Program Director
Lucas Savoy
lucas.savoy@briloon.org
207-839-7600 x104

Field Coordinator
Dustin Meattey

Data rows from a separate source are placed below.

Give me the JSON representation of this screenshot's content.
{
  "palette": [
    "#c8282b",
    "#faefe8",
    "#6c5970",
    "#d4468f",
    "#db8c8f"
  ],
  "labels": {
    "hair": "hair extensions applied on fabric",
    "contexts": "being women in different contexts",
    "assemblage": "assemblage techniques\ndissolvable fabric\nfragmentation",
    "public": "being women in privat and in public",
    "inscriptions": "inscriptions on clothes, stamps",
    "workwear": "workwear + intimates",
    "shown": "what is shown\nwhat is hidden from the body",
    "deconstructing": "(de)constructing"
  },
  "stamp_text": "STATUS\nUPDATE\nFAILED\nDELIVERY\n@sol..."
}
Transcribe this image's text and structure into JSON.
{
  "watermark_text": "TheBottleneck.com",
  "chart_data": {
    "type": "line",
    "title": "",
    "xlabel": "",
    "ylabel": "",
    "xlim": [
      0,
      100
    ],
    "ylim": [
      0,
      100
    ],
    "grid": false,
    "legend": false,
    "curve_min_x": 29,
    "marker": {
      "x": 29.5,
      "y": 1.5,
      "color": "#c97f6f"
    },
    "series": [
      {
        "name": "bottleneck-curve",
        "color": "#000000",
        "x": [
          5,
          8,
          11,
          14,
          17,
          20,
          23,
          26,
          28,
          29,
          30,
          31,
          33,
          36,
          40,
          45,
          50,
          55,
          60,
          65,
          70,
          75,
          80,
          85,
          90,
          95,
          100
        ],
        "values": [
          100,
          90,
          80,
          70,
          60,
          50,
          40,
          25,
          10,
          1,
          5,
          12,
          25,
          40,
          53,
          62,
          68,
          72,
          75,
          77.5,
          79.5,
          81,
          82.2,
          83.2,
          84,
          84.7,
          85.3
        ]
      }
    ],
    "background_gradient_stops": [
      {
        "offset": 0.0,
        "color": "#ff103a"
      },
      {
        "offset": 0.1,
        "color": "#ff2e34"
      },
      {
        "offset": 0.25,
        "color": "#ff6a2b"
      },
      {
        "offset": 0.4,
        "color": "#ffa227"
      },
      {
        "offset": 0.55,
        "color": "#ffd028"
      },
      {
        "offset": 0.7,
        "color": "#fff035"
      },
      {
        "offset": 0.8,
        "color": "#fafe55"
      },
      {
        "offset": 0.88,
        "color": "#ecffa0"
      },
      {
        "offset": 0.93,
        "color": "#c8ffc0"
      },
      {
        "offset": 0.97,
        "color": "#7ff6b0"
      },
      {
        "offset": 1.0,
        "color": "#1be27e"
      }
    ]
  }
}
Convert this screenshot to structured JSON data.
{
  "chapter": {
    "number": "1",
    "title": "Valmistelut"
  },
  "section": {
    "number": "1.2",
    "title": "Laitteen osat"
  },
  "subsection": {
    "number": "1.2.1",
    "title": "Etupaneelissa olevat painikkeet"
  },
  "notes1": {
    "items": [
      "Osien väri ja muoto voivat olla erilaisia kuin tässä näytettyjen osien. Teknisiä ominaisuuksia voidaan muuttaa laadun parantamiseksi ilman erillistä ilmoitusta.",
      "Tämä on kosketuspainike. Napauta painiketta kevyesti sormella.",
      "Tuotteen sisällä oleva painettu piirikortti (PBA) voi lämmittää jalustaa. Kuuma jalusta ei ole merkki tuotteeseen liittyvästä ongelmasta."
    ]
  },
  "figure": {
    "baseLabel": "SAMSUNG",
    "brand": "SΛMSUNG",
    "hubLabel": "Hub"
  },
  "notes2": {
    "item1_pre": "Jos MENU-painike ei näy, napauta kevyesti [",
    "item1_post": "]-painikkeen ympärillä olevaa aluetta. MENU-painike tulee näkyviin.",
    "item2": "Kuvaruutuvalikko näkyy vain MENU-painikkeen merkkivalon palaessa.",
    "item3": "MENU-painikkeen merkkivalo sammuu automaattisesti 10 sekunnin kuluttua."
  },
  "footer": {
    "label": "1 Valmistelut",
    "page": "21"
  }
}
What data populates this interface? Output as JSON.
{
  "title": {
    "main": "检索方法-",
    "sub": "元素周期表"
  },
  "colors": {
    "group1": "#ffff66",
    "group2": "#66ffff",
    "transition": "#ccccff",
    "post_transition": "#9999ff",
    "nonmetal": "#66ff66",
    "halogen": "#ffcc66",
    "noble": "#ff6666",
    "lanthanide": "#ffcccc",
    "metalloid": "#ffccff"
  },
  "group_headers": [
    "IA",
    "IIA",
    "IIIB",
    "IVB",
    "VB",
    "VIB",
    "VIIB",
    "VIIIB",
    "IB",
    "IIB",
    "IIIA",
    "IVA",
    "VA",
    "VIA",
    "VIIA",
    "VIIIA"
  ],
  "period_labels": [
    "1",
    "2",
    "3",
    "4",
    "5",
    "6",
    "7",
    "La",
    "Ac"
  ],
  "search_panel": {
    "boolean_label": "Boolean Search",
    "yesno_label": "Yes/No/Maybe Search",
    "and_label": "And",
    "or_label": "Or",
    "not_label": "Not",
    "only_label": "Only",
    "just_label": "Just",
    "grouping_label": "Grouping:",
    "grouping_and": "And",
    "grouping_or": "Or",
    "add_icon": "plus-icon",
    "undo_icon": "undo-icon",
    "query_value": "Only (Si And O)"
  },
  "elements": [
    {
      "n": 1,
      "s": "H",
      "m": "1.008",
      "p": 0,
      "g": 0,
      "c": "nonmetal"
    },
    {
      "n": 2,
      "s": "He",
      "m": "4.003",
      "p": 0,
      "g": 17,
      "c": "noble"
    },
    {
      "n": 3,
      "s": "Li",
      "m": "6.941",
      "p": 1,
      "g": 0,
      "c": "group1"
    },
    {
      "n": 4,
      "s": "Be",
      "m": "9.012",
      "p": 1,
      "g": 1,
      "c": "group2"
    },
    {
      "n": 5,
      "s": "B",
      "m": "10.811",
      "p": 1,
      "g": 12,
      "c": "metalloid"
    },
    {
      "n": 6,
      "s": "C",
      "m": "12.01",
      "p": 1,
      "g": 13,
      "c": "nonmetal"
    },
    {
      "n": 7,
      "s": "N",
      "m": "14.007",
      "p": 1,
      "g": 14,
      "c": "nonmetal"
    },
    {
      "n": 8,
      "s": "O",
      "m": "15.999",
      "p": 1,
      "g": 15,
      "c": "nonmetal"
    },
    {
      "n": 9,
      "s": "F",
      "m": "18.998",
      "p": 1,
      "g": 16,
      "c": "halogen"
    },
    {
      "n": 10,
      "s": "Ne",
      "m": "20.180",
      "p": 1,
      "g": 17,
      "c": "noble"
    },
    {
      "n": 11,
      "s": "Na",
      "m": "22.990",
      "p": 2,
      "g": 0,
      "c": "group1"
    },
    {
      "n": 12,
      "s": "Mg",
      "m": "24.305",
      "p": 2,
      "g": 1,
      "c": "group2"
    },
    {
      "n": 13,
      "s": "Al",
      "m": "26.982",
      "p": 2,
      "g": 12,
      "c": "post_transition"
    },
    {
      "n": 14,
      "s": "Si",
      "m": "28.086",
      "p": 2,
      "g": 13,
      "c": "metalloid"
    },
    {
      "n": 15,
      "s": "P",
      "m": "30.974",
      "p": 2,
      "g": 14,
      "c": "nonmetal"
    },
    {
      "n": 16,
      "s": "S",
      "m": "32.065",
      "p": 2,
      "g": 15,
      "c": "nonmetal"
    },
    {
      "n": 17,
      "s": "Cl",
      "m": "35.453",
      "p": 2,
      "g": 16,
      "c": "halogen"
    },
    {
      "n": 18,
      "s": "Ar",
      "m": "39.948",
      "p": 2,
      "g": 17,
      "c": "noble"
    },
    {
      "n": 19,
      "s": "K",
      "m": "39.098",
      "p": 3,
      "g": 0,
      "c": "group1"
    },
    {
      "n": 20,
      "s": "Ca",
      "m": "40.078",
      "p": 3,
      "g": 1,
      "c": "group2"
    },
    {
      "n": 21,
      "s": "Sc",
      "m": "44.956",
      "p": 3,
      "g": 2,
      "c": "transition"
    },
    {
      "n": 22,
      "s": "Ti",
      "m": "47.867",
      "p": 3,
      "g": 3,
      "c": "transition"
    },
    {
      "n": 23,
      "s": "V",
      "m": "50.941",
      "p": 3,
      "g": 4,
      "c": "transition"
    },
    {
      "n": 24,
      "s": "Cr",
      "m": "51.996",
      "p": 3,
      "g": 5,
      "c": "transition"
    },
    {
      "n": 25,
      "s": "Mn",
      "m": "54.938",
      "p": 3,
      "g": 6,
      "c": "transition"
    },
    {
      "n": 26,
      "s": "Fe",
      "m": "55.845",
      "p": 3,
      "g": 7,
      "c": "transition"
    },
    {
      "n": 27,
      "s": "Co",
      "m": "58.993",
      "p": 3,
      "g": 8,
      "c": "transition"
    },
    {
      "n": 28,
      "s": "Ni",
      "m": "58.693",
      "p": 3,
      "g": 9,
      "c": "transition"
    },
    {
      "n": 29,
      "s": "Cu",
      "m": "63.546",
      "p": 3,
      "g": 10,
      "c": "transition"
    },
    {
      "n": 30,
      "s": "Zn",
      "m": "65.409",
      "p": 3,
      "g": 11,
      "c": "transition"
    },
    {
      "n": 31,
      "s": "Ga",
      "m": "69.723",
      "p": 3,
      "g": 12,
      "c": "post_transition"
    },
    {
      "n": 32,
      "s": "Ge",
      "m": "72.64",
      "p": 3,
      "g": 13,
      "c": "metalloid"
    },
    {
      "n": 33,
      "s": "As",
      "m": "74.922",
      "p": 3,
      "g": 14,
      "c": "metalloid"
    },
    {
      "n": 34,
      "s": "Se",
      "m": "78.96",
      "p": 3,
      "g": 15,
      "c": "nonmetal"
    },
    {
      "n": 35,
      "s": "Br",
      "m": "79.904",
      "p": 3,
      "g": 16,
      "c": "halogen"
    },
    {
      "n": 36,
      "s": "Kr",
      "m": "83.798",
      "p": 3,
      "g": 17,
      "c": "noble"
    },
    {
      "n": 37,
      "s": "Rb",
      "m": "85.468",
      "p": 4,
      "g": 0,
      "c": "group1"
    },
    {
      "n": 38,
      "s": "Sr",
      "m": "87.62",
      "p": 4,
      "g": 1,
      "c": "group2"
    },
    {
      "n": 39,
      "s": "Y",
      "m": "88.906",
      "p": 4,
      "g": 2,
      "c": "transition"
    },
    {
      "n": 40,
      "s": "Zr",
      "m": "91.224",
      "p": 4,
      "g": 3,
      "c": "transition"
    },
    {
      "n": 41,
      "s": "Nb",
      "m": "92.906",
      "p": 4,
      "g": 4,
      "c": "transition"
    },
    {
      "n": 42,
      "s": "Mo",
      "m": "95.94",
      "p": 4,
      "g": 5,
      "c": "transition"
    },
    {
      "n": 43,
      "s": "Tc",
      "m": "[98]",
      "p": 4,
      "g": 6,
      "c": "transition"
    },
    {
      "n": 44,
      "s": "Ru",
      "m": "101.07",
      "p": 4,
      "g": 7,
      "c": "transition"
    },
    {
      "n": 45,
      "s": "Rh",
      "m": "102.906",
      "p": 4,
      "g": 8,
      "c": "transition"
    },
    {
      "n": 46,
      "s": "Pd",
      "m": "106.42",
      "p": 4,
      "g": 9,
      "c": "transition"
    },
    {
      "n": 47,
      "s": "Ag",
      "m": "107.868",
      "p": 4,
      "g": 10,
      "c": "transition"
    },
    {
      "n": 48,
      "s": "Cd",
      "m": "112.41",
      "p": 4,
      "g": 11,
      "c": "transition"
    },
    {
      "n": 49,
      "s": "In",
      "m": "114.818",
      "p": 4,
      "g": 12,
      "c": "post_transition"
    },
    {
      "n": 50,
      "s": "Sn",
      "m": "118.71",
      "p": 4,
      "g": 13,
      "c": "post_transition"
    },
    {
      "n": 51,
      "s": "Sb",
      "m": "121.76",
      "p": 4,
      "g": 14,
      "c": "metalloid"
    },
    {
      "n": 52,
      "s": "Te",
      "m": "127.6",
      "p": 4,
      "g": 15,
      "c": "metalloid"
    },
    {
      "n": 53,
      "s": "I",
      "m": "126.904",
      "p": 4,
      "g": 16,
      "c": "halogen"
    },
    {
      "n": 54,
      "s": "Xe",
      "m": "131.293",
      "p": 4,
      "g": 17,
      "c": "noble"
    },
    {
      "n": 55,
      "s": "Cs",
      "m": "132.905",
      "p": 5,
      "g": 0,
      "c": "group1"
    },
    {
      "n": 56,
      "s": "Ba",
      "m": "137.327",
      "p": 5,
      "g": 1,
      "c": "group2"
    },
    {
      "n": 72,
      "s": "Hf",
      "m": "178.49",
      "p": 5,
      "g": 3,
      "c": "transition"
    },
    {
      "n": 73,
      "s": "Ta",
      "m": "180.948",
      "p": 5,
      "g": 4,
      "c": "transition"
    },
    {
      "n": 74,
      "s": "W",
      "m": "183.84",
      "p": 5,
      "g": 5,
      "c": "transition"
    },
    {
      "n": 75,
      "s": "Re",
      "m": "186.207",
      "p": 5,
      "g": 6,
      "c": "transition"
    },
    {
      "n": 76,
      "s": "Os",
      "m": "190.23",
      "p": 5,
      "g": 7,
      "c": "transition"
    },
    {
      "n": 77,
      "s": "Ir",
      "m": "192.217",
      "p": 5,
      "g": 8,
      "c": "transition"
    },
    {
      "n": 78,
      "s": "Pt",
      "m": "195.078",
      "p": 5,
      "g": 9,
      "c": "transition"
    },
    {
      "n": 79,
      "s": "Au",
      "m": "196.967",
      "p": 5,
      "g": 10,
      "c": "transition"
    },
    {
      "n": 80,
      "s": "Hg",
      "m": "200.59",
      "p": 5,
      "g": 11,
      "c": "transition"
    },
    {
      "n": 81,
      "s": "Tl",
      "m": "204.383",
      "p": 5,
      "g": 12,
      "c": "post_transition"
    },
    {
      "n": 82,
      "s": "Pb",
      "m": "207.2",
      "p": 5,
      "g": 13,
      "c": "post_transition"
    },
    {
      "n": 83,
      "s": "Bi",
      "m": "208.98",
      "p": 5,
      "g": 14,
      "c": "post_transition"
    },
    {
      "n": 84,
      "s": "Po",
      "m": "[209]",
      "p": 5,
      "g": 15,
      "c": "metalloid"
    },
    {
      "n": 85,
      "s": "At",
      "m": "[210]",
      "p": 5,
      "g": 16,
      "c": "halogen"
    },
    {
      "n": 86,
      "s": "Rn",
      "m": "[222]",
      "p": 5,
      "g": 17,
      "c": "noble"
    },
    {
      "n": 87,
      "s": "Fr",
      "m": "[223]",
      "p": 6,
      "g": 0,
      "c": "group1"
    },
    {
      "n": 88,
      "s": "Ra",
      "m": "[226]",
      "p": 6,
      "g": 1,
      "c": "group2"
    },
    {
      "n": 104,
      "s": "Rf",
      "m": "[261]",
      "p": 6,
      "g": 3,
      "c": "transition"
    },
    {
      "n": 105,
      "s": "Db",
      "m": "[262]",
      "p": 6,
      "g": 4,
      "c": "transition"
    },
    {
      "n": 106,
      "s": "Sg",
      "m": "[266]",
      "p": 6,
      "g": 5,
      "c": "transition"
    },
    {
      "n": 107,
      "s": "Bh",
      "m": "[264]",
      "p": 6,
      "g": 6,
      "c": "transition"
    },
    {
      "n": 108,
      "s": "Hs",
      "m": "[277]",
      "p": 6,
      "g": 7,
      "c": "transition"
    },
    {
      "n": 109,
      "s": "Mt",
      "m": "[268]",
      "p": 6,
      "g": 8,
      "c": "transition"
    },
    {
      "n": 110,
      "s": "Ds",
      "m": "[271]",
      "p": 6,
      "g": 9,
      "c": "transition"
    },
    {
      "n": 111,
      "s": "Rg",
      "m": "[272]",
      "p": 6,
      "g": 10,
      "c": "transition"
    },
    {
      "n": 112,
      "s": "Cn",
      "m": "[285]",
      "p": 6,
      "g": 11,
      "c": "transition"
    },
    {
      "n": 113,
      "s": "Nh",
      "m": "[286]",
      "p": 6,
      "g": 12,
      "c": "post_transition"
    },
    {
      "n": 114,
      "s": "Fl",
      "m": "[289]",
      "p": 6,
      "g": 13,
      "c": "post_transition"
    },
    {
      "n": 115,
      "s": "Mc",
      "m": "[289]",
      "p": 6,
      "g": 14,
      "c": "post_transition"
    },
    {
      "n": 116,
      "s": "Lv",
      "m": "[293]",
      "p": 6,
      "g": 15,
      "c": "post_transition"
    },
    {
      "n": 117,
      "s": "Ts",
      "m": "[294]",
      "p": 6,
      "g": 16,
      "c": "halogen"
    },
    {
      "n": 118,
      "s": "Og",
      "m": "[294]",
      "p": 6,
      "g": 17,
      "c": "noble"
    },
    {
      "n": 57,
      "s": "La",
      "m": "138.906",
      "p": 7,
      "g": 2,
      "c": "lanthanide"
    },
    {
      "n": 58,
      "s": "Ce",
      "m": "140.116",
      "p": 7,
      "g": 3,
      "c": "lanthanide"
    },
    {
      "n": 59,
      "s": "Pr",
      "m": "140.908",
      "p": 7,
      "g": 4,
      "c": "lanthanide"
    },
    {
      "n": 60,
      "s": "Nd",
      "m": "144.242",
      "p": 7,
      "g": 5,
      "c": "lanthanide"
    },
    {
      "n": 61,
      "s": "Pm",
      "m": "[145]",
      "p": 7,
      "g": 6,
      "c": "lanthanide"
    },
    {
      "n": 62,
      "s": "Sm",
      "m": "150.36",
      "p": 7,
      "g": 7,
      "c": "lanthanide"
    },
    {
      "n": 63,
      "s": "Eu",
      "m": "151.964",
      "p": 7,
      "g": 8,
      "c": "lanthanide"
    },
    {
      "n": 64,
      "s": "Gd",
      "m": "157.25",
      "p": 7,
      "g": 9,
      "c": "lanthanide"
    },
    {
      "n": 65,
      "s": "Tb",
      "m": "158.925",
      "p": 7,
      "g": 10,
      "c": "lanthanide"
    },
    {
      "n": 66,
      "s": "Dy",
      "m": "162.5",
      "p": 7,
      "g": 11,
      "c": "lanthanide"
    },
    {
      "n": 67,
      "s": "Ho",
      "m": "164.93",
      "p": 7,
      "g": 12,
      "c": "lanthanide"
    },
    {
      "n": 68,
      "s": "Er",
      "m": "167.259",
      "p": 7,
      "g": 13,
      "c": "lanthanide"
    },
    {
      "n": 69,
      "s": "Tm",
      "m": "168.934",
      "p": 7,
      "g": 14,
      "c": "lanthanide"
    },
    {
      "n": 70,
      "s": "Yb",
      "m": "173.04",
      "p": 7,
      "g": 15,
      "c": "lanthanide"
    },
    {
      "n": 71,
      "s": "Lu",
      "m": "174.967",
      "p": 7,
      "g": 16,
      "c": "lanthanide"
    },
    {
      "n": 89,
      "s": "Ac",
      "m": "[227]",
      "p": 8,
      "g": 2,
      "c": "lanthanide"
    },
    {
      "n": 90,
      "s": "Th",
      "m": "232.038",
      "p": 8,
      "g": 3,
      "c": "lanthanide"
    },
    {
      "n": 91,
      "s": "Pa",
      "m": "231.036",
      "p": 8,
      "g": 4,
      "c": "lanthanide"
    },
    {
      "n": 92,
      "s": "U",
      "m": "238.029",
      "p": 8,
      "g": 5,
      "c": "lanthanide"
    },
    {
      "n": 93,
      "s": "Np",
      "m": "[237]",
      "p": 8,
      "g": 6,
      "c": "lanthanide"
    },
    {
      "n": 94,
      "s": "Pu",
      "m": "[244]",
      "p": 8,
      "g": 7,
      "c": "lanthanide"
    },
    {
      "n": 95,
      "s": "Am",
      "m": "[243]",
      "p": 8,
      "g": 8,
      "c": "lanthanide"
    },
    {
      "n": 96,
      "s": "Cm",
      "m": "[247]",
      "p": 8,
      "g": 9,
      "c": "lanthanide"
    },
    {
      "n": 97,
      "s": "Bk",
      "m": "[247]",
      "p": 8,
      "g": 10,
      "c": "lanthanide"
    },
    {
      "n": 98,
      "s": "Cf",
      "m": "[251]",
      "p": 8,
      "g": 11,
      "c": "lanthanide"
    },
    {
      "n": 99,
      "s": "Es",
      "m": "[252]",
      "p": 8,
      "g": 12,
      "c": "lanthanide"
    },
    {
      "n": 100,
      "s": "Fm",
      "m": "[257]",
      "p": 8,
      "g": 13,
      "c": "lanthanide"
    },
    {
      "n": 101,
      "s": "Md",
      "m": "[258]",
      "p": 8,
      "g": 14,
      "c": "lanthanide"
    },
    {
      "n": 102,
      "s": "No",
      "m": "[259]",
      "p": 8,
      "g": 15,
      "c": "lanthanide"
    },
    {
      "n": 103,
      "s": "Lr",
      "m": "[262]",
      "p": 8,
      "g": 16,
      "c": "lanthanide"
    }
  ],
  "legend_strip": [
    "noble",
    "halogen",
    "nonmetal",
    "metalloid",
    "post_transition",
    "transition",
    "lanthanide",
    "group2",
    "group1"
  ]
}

Contributing Program Directors
Kate Williams
Iain Stenhouse
Andrew Gilbert
Nina Schoch, D.V.M.

 
Photo Credits: Header photo © Daniel Poleschook; Portraits: Hooded Merganser, Surf Scoter, and Common Merganser © Ginger Gumm Poleschook; Common Eider © Josh Beuth; iStock; Collecting a blood sample from a White-winged Scoter to test for contaminant residues © BRI-Lucas Savoy; Male Surf Scoter with satellite transmitter © BRI-Lucas Savoy; Collection tissue samples © USDA-Randall Mickley; Mallard Duck with radio transmitter © BRI-Lucas Savoy
Biodiversity Research Institute